It can make it easy for, um, for banks if they’re issuing you financing. It can be an easy when you’re selling the business because you’ve got a good list of all the significant assets as well. So I would encourage people to use those sub accounts for assets that have a real significant value asset account. What is the light? Yeah, so if you have a small change, remember our recommendation is we got to ask yourself a, does this have an aide? Was this more than a thousand bucks and be, was it, does this have a useful life of longer than a year? So let’s say you have a $50 increase in your computer equipment. Well maybe someone went to best buy and bought printer ink. Um, so, or they went to best buy and bought that one little printer that doesn’t really need to be added to the, the, the asset base.

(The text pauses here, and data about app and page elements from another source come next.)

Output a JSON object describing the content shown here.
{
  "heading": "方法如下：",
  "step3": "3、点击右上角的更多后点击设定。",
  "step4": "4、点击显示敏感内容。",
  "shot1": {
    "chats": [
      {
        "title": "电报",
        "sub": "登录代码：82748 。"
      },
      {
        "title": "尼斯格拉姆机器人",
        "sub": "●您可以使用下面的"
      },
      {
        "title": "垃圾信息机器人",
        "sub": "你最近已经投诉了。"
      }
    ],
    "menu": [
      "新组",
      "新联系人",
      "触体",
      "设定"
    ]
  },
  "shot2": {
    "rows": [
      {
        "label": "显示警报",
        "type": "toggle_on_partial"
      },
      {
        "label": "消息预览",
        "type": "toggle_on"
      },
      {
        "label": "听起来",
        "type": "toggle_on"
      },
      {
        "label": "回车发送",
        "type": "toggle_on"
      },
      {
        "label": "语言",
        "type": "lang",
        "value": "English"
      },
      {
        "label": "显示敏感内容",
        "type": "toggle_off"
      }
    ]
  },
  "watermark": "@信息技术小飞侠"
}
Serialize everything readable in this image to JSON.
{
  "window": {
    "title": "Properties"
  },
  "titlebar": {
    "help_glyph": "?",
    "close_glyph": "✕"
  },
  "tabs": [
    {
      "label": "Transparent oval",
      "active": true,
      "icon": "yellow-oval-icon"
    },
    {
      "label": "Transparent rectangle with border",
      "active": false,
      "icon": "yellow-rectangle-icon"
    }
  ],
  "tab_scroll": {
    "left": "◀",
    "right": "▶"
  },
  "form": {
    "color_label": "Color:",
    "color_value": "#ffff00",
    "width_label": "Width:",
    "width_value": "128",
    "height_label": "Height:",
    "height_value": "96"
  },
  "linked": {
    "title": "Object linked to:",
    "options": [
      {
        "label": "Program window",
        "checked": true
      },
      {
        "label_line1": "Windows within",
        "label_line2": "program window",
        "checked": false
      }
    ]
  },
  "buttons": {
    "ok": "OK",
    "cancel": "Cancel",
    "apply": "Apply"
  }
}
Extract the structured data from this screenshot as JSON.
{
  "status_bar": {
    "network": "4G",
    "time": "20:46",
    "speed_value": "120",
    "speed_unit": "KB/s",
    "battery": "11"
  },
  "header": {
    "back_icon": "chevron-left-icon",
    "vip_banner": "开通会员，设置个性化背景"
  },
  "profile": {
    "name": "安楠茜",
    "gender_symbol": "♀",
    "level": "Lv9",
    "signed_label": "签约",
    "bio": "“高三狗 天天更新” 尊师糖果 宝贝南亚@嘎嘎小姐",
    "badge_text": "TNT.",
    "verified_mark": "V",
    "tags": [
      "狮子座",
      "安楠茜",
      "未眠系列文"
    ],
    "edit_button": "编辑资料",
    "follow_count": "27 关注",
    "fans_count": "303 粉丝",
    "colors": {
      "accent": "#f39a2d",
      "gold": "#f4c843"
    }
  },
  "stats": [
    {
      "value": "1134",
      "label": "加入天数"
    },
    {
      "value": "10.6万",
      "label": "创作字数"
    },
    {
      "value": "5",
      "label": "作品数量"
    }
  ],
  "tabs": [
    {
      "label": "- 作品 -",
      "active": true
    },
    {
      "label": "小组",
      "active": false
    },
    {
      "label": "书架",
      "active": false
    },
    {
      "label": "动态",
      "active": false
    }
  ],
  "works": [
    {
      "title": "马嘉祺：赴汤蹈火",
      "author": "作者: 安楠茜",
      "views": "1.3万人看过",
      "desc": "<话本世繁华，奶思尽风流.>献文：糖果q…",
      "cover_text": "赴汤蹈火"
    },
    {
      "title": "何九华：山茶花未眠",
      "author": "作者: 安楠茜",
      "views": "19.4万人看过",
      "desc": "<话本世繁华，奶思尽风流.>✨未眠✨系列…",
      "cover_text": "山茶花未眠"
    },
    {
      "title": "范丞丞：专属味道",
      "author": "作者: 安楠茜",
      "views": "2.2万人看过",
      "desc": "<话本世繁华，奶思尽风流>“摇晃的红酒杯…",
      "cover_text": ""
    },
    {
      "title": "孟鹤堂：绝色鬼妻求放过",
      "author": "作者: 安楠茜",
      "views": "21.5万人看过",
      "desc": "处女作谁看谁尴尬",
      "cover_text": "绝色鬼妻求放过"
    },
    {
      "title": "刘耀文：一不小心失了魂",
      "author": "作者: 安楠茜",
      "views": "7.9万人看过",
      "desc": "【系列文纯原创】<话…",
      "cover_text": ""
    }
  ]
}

Um, so again, usually when you have that small addition and it goes up by less than a thousand dollars in that asset account, usually it means it was something that should have been expense was added to the asset account. And that’s kind of, it was creating extra work because that’s something that’s going to be added to the, the capital asset continuity schedule at the end of the year and kind of factor into the depreciations get the calculations, quite frankly, just not worth it if it’s not big enough. What does the book, so the book value is different than the market value. The book value is the cost of the asset less what we depreciated since we bought it. So you know, we had a car and most cars, we can appreciate it 30% so the first year is half year rule. You can do 15% and then we’d appreciate 30% so let’s say we have a car we’ve depreciated, I don’t set, we’d appreciate a $10,000 car would depreciated 3000 bucks.

So that depreciation expense is what showed up on the income statement so far. Now the book value is seven thousands of the 10,000 original costs, 3000 depreciation over time, and then seven thousands what’s not yet been depreciated. That is the book value and it can be different. It can be dramatically different than the fair market value and assets. So, um, so it’s important to know is is the book value of an asset or is it the fair market value of the asset? A lot of the Times the book value can be good, um, prediction of what the fair market value means. But we have to understand that fair market value can also be different. Doesn’t book value or fair market value show on your financial statement? Most small businesses are going to have book value on their financial statements. You know, trying to, you know, quantify the fair market value of these assets on small business financial statements.

In order to do that reliably, you’re, you’re using expert appraisers and eh, it’s kind of ridiculous. There’s a lot of, uh, um, you know, we were talking about big publicly traded companies who are using I frs or international financial reporting standards. Sometimes there they have to report the fair market value, but small businesses, I mean, they’re using the book value of assets. That’s what’s there. Uh, that’s the simplest way to do it. And I can’t think of a reason why a small businesses would, would want to go through the trouble of calculating the fair market value of the assets, which really is, it’s kind of subjective anyways because you don’t really know how much it’s worth and you try to sell it. Uh, so what’s the point of, of calculating it when you intend to keep the acid and, and use it to in your business. Edmonton Bookkeeping is important to your business and you should take action on it. So, um, so I think that’s what we have for today. Thanks so much for tuning in. Again, you know, as always at the Lichen subscribe button so we can continue to bring you tips on how to beat the odds at business. And as always, if you have any questions, please leave them in the comments below and we’ll address your peers in a future video. Thanks very much.